Ornette Coleman, Meltdown Festival, Southbank Centre, London

Ambling onstage in sparkly silver suit and lime-green shirt, Ornette Coleman displays the disregard for prevailing tastes and fashions that has shocked jazz fans for half a century and more. Okay, inventing Free Jazz was one thing – but lime green and silver? What kind of way is this for a man on the cusp of 80 to dress?

Latest stories from i100
Career Services

Day In a Page

Independent Travel
Pompeii, Capri & the Bay of Naples
Seven Cities of Italy
Burgundy, the River Rhone & Provence
Prague, Budapest and Vienna
Lake Garda
3.	Provence 6 nights B&B by train from £599pp
Prices correct as of 12 March 2015
War with Isis: Iraq declares victory in the battle for Tikrit - but militants make make ominous advances in neighbouring Syria's capital

War with Isis

Iraq declares victory in the battle for Tikrit - but militants make make ominous advances in neighbouring Syria
Scientists develop mechanical spring-loaded leg brace to improve walking

A spring in your step?

Scientists develop mechanical leg brace to help take a load off
Peter Ackroyd on Alfred Hitchcock: How London shaped the director's art and obsessions

Peter Ackroyd on Alfred Hitchcock

Ackroyd has devoted his literary career to chronicling the capital and its characters. He tells John Walsh why he chose the master of suspense as his latest subject
Ryan Reynolds interview: The actor is branching out with Nazi art-theft drama Woman in Gold

Ryan Reynolds branches out in Woman in Gold

For every box-office smash in Ryan Reynolds' Hollywood career, there's always been a misconceived let-down. It's time for a rethink and a reboot, the actor tells James Mottram
Why Robin Williams safeguarded himself against a morbid trend in advertising

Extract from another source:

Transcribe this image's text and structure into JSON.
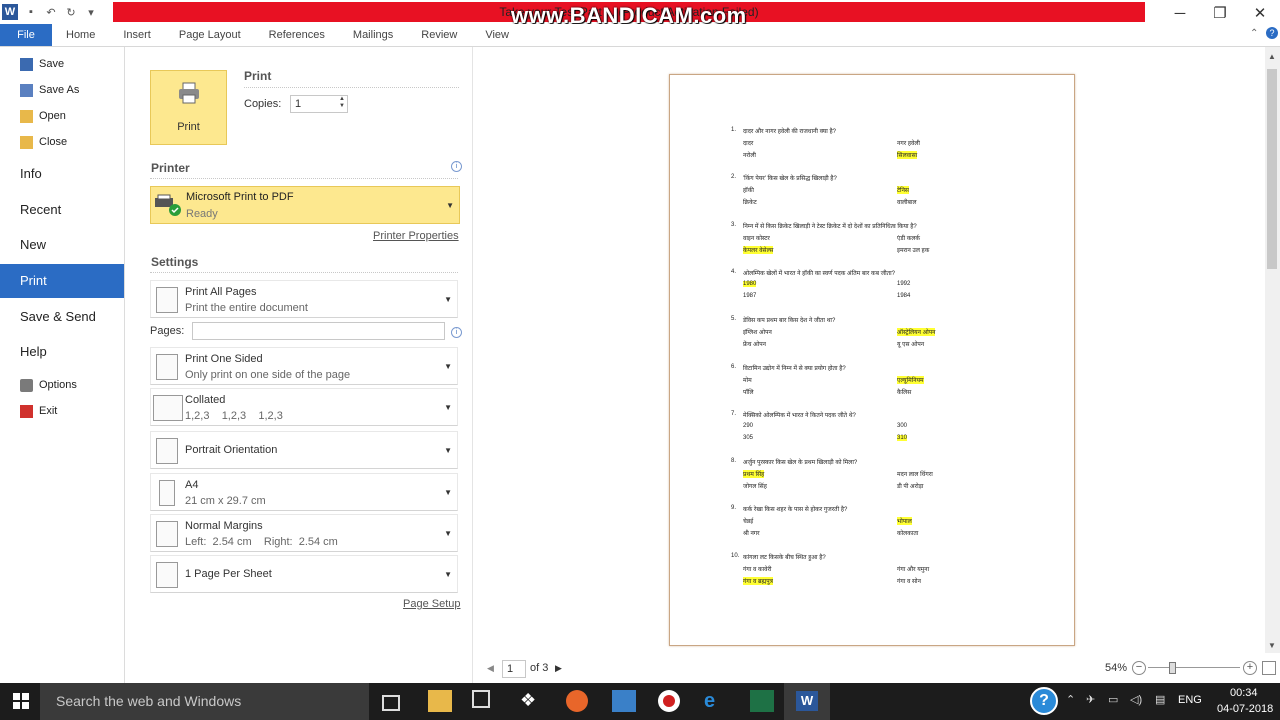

Stars safeguard against morbid advertising

As film-makers and advertisers make increasing posthumous use of celebrities' images, some stars are finding new ways of ensuring that they rest in peace
The UK horticulture industry is facing a skills crisis - but Great Dixter aims to change all that

UK horticulture industry facing skills crisis

Great Dixter manor house in East Sussex is encouraging people to work in the industry by offering three scholarships a year to students, as well as generous placements
Hack Circus aims to turn the rule-abiding approach of TED talks on its head

Hack Circus: Technology, art and learning

Hack Circus aims to turn the rule-abiding approach of TED talks on its head. Rhodri Marsden meets mistress of ceremonies Leila Johnston
Sevenoaks is split over much-delayed decision on controversial grammar school annexe

Sevenoaks split over grammar school annexe

If Weald of Kent Grammar School is given the go-ahead for an annexe in leafy Sevenoaks, it will be the first selective state school to open in 50 years
10 best compact cameras

A look through the lens: 10 best compact cameras

If your smartphone won’t quite cut it, it’s time to invest in a new portable gadget
Paul Scholes column: Ross Barkley played well against Italy but he must build on that. His time to step up and seize that England No 10 shirt is now

Paul Scholes column

Ross Barkley played well against Italy but he must build on that. His time to step up and seize that England No 10 shirt is now
Why Michael Carrick is still proving an enigma for England

Why Carrick is still proving an enigma for England

Manchester United's talented midfielder has played international football for almost 14 years yet, frustratingly, has won only 32 caps, says Sam Wallace
Tracey Neville: The netball coach who is just as busy as her brothers, Gary and Phil

Tracey Neville is just as busy as her brothers, Gary and Phil

The former player on how she is finding time to coach both Manchester Thunder in the Superleague and England in this year's World Cup
General Election 2015: The masterminds behind the scenes

The masterminds behind the election

How do you get your party leader to embrace a message and then stick to it? By employing these people
Machine Gun America: The amusement park where teenagers go to shoot a huge range of automatic weapons

Machine Gun America

The amusement park where teenagers go to shoot a huge range of automatic weapons
The ethics of pet food: Why are we are so selective in how we show animals our love?

The ethics of pet food

Why are we are so selective in how we show animals our love?